This morning I listened to Tara Martin's most recent episode on her podcast, "Something about Nothing." Inspired by the children's book, "All about Nothing" by Elizabeth Rusch and Elizabeth Goss, Tara talks about the benefit of having "nothing" in our schedule in our work and lives. I was struck by so many of the beautiful... Continue Reading →
From Best to Effective
Words matter in a big way. We are tired. We are overwhelmed. When we commit to using language and strategies in conversations and meetings that leave people feeling lighter and more capable, the work gets better. When our work can feel more inquisitive and playful, there is room for deeper thinking and reflection. Isn't that what we all want for adult and kid learners alike? Critical thinking and meaningful reflection?

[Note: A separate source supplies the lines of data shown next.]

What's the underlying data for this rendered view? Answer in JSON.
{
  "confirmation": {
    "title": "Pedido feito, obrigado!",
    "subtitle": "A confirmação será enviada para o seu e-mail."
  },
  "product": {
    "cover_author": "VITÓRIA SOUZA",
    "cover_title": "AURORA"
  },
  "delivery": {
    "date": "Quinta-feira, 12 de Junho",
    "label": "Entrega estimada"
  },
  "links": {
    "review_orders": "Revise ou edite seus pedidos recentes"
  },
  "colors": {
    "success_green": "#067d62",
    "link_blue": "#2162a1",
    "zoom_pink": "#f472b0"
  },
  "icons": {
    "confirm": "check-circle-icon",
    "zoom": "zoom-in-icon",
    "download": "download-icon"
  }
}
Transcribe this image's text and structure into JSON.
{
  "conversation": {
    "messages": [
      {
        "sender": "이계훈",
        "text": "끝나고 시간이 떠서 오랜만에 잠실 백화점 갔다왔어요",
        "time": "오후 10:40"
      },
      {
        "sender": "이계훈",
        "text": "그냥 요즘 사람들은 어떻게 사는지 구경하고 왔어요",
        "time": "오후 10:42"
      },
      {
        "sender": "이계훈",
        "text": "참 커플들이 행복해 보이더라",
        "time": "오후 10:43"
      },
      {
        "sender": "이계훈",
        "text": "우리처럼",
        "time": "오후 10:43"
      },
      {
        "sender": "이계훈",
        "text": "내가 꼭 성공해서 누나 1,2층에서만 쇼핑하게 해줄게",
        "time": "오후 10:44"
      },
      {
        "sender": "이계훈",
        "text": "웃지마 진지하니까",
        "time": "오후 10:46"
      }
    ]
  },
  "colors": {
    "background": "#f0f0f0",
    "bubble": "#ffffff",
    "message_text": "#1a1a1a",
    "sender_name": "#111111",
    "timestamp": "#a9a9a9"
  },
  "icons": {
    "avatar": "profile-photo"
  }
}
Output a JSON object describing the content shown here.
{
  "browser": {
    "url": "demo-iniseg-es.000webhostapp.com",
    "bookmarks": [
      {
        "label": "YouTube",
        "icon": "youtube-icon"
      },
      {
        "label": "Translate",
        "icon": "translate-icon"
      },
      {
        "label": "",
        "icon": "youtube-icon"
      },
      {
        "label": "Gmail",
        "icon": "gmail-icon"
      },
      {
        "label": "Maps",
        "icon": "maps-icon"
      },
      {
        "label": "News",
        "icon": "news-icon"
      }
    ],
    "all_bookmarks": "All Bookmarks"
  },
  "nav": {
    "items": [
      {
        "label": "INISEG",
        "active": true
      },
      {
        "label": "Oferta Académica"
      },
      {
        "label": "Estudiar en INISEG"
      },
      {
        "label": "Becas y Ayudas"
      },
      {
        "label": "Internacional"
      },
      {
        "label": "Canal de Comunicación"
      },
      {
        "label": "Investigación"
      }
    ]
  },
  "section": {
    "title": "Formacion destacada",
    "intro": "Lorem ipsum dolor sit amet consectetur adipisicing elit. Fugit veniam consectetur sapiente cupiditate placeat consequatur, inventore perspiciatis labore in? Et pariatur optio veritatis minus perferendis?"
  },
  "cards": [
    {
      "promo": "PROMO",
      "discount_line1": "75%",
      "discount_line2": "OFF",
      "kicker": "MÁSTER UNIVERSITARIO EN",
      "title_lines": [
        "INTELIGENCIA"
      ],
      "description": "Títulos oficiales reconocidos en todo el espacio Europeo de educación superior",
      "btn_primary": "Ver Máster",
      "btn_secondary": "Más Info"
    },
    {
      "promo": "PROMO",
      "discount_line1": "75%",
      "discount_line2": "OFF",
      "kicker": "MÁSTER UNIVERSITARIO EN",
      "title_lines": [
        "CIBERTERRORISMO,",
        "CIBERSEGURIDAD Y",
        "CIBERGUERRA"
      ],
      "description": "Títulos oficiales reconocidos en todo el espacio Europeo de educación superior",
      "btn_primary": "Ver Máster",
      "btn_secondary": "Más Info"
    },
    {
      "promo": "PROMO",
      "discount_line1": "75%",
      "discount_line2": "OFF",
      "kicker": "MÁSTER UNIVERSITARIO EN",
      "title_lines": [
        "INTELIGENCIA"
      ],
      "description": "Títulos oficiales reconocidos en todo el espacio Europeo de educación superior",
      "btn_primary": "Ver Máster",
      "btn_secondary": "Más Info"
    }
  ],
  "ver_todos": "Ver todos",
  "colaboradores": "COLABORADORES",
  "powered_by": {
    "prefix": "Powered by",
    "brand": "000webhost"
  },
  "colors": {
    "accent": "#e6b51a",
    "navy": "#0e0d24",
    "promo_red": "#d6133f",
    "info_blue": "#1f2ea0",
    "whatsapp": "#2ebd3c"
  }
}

A small tweak in our language and approach can open the door for more rich dialogue.
Writing Grows Our Humanity
My hope for all of us is that we are brave enough to ask big questions of ourselves and the world. As Adam Grant says, "We laugh at people who still use Windows 95, yet we still cling to the opinions we formed in 1995." Writing is a great strategy for growing our thinking and humanity.
Teacher Guts & Us
Many of us feel helpless right now with the state of the world. We want to make things better. We see a shortage of educators. This saddens many of us who understand that it's teachers who give us hope for this world. But what do we do? While there are certainly systemic issues to be addressed, what do we, as individuals, do to make a difference for educators right now? Quite simply, we can let them know the positive impact that have made on us. We let them know when they are making a positive difference in the lives of our own children. Nothing bad can come from sharing with great specificity the tremendous impact our teachers are making. You just never know if that thoughtful card or kind word will give a teacher the energy they need to try again tomorrow.
For far too long, school and the systems of school have been designed to sort and rank us and in doing so, we've placed more emphasis on personal competition and success and not enough emphasis on our interconnectedness and success as a community.
The Power of &
I had the pleasure of hearing Tanny McGregor, an influential educator and author, speak to a group of teachers yesterday. She spoke about the power of AND. Specifically, the ampersand. I was inspired as she had us consider the potential of holding two opposing thoughts at one time. Sitting with those opposing thoughts, considering them,... Continue Reading →